In order to preserve the coherence of texts such as the vacanas, a possible task is to adjust our subject positions as readers and theorize the content, significance, and the subjectivity supposed by the text. However, modern readings privilege the reader and the reader’s imagination outside of the text’s boundaries. This is when readings may be considered ideological and distortive. As a result of such readings, those who view Akka Mahādevi as proto-feminist fail to explain why she upheld strīdharma, a duty of subservience to the husband and his family. Most ideological readings lead to the exclusion of some sources, historical anachronisms, inconsistent explanations, selective readings, and gaps in the interpretation of the vacanas. It is possible that these readings derive their energy from the earlier Orientalist readings that view Bhakti as a movement akin to Protestantism. However, the vacanas are neither literary works nor poetic, although somewhat aesthetically inclined. Their aesthetics is most likely an unintended by-product of the cognitive and experiential richness of the vacanakaras.

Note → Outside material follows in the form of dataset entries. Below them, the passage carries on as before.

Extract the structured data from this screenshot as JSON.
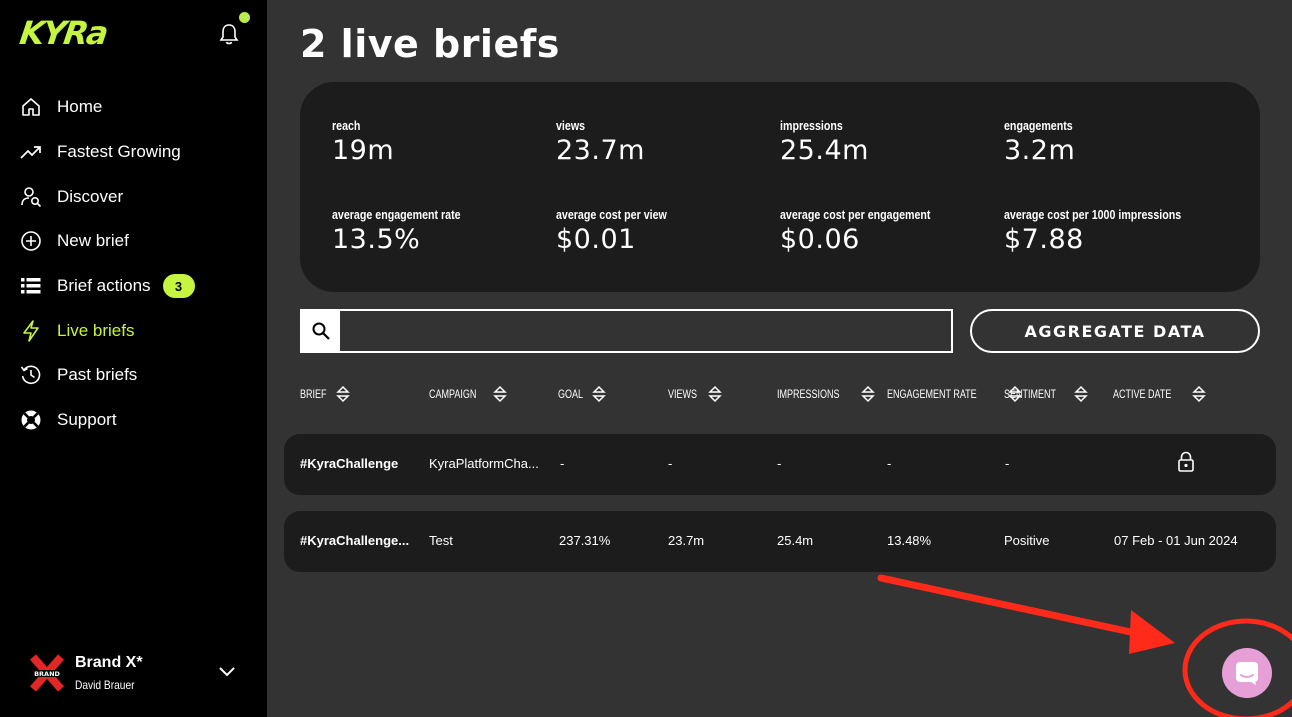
{
  "app": {
    "logo_text": "KYRa",
    "brand_color": "#c6f53f"
  },
  "sidebar": {
    "items": [
      {
        "label": "Home",
        "icon": "home-icon"
      },
      {
        "label": "Fastest Growing",
        "icon": "trending-up-icon"
      },
      {
        "label": "Discover",
        "icon": "discover-user-search-icon"
      },
      {
        "label": "New brief",
        "icon": "plus-circle-icon"
      },
      {
        "label": "Brief actions",
        "icon": "list-icon",
        "badge": "3"
      },
      {
        "label": "Live briefs",
        "icon": "lightning-icon",
        "active": true
      },
      {
        "label": "Past briefs",
        "icon": "history-icon"
      },
      {
        "label": "Support",
        "icon": "lifebuoy-icon"
      }
    ],
    "account": {
      "brand_name": "Brand X*",
      "user_name": "David Brauer",
      "brand_logo_text": "BRAND"
    }
  },
  "main": {
    "title": "2 live briefs",
    "stats": [
      {
        "label": "reach",
        "value": "19m"
      },
      {
        "label": "views",
        "value": "23.7m"
      },
      {
        "label": "impressions",
        "value": "25.4m"
      },
      {
        "label": "engagements",
        "value": "3.2m"
      },
      {
        "label": "average engagement rate",
        "value": "13.5%"
      },
      {
        "label": "average cost per view",
        "value": "$0.01"
      },
      {
        "label": "average cost per engagement",
        "value": "$0.06"
      },
      {
        "label": "average cost per 1000 impressions",
        "value": "$7.88"
      }
    ],
    "search": {
      "value": "",
      "placeholder": ""
    },
    "aggregate_button": "AGGREGATE DATA",
    "table": {
      "columns": [
        "BRIEF",
        "CAMPAIGN",
        "GOAL",
        "VIEWS",
        "IMPRESSIONS",
        "ENGAGEMENT RATE",
        "SENTIMENT",
        "ACTIVE DATE"
      ],
      "rows": [
        {
          "brief": "#KyraChallenge",
          "campaign": "KyraPlatformCha...",
          "goal": "-",
          "views": "-",
          "impressions": "-",
          "engagement_rate": "-",
          "sentiment": "-",
          "active_date": "",
          "locked": true
        },
        {
          "brief": "#KyraChallenge...",
          "campaign": "Test",
          "goal": "237.31%",
          "views": "23.7m",
          "impressions": "25.4m",
          "engagement_rate": "13.48%",
          "sentiment": "Positive",
          "active_date": "07 Feb - 01 Jun 2024",
          "locked": false
        }
      ]
    }
  },
  "annotation": {
    "color": "#ff2a1a"
  },
  "chat_widget": {
    "icon": "chat-icon",
    "color": "#e7a0d7"
  }
}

To say this is not to theologize or mystify the vacanas, but to locate them within the human mind and body, as a self-transformative, precise, and exact tradition.
It is from the comparison of Bhakti with the protestant movement that Bhakti has been problematically viewed as a “social reform” movement, while in reality it could have well been a peak in the spiritual achievements of, and completely internal to, the Indian intellectual traditions. The difficulty of understanding the vacanas also comes from the fact that they are the utterances of the already-enlightened; the experiences and cognitive categories are markedly different and a stretch to the unenlightened. The view that Bhakti is anti-Veda or anti-brahminical also needs reworking in the face of evidence such as Akka Mahādevi praising Śiva as Vedopanishadgāyatri. While a mechanized performance of rituals is criticized by Akka Mahādevi and other seekers of the period, as argued by Blake Michael , it would be hard to assert more. That Akka Mahādevi upheld strīdharma and viewed it as a valid spiritual, gender-neutral path suggests that it is not spirituality that gave women relief from patriarchy but that there was a direct and heavy investment in enlightenment by women.
- 1.Niranjana T (1992) Siting translation: history, post-structuralism, and the colonial context. University of California Press, BerkeleyGoogle Scholar
- 2.Michael B (1992) The origins of Vīraśaiva sects: a typological analysis of ritual and associational patterns in the Śūnyasaṃpādane. Motilal Banarasidass Publishers, DelhiGoogle Scholar